#### [DATASET RECORDS]
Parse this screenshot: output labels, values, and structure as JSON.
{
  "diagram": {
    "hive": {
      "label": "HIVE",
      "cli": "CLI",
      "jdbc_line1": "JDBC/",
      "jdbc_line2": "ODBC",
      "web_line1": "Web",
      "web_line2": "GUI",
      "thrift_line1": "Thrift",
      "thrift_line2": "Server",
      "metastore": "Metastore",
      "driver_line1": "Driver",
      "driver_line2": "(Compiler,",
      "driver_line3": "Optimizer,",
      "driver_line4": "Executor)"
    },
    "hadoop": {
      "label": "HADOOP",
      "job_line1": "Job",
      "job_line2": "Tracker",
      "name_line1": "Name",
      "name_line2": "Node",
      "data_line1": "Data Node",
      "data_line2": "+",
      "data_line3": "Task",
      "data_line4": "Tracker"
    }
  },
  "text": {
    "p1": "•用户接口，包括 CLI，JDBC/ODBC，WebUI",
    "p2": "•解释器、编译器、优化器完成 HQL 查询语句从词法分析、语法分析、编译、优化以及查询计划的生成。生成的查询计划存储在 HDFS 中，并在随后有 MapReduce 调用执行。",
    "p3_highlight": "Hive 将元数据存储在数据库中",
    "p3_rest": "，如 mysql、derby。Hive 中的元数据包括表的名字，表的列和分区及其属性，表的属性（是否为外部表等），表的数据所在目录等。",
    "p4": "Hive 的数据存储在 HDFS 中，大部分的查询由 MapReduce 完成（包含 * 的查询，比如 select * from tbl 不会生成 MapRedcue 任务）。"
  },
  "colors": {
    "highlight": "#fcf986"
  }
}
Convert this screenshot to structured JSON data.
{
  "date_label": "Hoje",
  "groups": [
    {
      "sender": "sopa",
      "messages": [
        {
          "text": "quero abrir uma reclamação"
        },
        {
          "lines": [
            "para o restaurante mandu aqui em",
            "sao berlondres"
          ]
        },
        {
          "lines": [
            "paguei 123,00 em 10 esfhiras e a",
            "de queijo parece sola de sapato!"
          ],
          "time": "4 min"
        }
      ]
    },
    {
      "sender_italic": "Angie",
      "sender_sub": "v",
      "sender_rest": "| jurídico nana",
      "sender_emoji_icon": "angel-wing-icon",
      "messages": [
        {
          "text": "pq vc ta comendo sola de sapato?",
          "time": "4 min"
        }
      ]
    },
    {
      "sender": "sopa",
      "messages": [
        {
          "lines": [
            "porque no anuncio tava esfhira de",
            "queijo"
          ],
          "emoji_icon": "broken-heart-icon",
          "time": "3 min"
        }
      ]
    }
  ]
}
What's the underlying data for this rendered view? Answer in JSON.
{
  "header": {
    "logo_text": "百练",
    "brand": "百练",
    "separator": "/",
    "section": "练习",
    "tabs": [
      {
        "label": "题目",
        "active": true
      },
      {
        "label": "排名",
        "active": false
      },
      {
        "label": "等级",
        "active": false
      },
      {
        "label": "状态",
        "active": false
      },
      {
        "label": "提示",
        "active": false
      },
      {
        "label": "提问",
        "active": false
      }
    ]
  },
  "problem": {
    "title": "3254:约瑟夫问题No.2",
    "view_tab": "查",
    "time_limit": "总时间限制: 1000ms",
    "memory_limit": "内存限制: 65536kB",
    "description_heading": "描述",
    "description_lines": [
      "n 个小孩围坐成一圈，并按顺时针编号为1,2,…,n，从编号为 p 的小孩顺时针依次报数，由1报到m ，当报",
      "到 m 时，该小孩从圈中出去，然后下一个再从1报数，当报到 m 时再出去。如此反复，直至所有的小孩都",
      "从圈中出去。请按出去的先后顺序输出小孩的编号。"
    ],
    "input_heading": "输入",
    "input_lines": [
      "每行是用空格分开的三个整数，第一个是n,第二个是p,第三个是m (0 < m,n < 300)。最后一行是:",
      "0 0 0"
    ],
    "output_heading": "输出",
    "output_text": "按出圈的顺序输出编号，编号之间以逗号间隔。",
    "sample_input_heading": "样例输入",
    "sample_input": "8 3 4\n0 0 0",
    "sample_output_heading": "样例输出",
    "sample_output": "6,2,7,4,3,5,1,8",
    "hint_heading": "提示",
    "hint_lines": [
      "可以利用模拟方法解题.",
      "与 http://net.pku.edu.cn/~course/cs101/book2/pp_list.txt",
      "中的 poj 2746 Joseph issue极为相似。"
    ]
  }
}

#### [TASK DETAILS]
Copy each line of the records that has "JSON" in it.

#### [SOLUTION FOR THIS EXERCISE]
Parse this screenshot: output labels, values, and structure as JSON.
Convert this screenshot to structured JSON data.
What's the underlying data for this rendered view? Answer in JSON.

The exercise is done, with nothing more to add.